Task brief: Copy out every line from the records that includes "Project".

(Element data from apps and pages)
_ _ _ _ _ _ _

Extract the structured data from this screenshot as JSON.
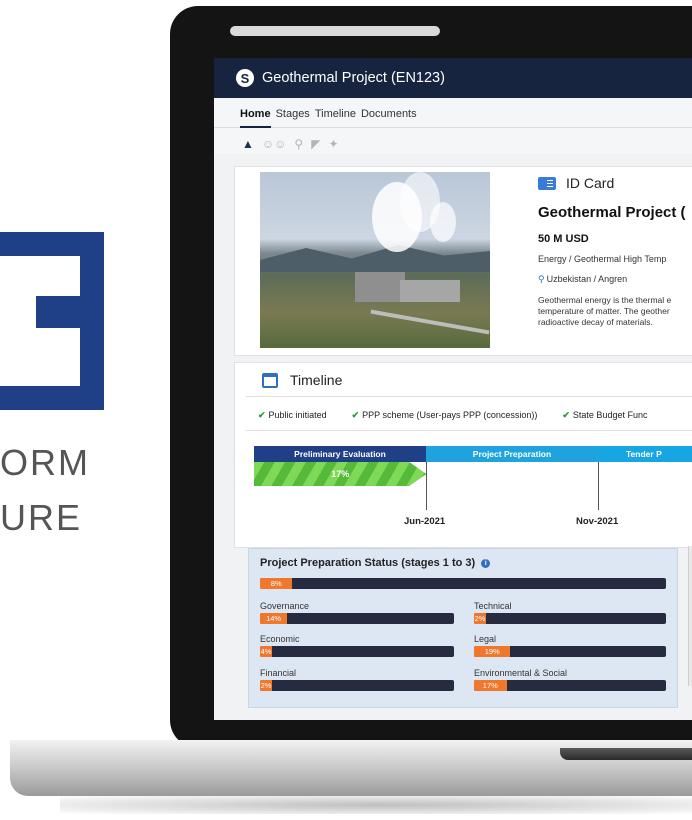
{
  "brand": {
    "line1": "ORM",
    "line2": "URE"
  },
  "app": {
    "title": "Geothermal Project (EN123)",
    "logo_glyph": "S"
  },
  "nav": {
    "tabs": [
      "Home",
      "Stages",
      "Timeline",
      "Documents"
    ]
  },
  "icon_row": [
    "home-icon",
    "people-icon",
    "search-icon",
    "gauge-icon",
    "handshake-icon"
  ],
  "id_card": {
    "title": "ID Card",
    "project_name": "Geothermal Project (",
    "amount": "50 M USD",
    "sector": "Energy / Geothermal High Temp",
    "location": "Uzbekistan / Angren",
    "description_lines": [
      "Geothermal energy is the thermal e",
      "temperature of matter. The geother",
      "radioactive decay of materials."
    ]
  },
  "timeline": {
    "title": "Timeline",
    "checks": [
      "Public initiated",
      "PPP scheme (User-pays PPP (concession))",
      "State Budget Func"
    ],
    "stages": [
      "Preliminary Evaluation",
      "Project Preparation",
      "Tender P"
    ],
    "progress": {
      "label": "17%",
      "fraction": 0.17
    },
    "dates": [
      "Jun-2021",
      "Nov-2021"
    ]
  },
  "status": {
    "title": "Project Preparation Status (stages 1 to 3)",
    "info_glyph": "i",
    "overall": {
      "label": "8%",
      "fraction": 0.08
    },
    "items": [
      {
        "name": "Governance",
        "label": "14%",
        "fraction": 0.14
      },
      {
        "name": "Technical",
        "label": "2%",
        "fraction": 0.02
      },
      {
        "name": "Economic",
        "label": "4%",
        "fraction": 0.04
      },
      {
        "name": "Legal",
        "label": "19%",
        "fraction": 0.19
      },
      {
        "name": "Financial",
        "label": "2%",
        "fraction": 0.02
      },
      {
        "name": "Environmental & Social",
        "label": "17%",
        "fraction": 0.17
      }
    ]
  },
  "colors": {
    "brand_blue": "#1f3f86",
    "header_navy": "#172440",
    "stage_blue": "#1fa3dd",
    "progress_green": "#57b93a",
    "bar_orange": "#f0782c",
    "bar_dark": "#262b3f",
    "status_bg": "#dde7f3"
  }
}
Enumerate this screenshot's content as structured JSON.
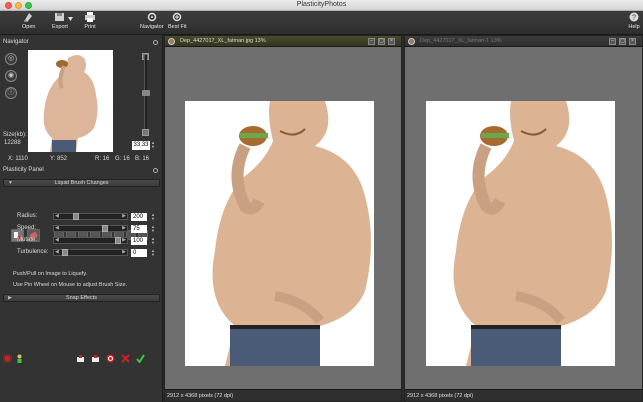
{
  "window": {
    "title": "PlasticityPhotos"
  },
  "toolbar": {
    "open": "Open",
    "export": "Export",
    "print": "Print",
    "navigator": "Navigator",
    "best_fit": "Best Fit",
    "help": "Help"
  },
  "navigator": {
    "title": "Navigator",
    "zoom": "33.33",
    "size_label": "Size(kb):",
    "size_value": "12288",
    "x": "X: 1110",
    "y": "Y: 852",
    "r": "R: 16",
    "g": "G: 16",
    "b": "B: 16"
  },
  "plasticity": {
    "title": "Plasticity Panel",
    "liquid_title": "Liquid Brush Changes",
    "snap_title": "Snap Effects",
    "sliders": [
      {
        "label": "Radius:",
        "value": "200",
        "level": 0.2
      },
      {
        "label": "Speed:",
        "value": "75",
        "level": 0.75
      },
      {
        "label": "Mutate:",
        "value": "100",
        "level": 1.0
      },
      {
        "label": "Turbulence:",
        "value": "0",
        "level": 0.0
      }
    ],
    "hint1": "Push/Pull on Image to Liquefy.",
    "hint2": "Use Pin Wheel on Mouse to adjust Brush Size."
  },
  "left_pane": {
    "filename": "Dep_4427017_XL_fatman.jpg 13%",
    "footer": "2912 x 4368 pixels (72 dpi)"
  },
  "right_pane": {
    "filename": "Dep_4427017_XL_fatman-1 13%",
    "footer": "2912 x 4368 pixels (72 dpi)"
  },
  "colors": {
    "accent_green": "#3ec43e",
    "accent_red": "#d02020",
    "toolbar_bg": "#333333",
    "canvas_bg": "#6f6f6f"
  }
}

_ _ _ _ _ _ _

Answer section:
    "title": "Geothermal Project (EN123)",
    "project_name": "Geothermal Project (",
      "Project Preparation",
    "title": "Project Preparation Status (stages 1 to 3)",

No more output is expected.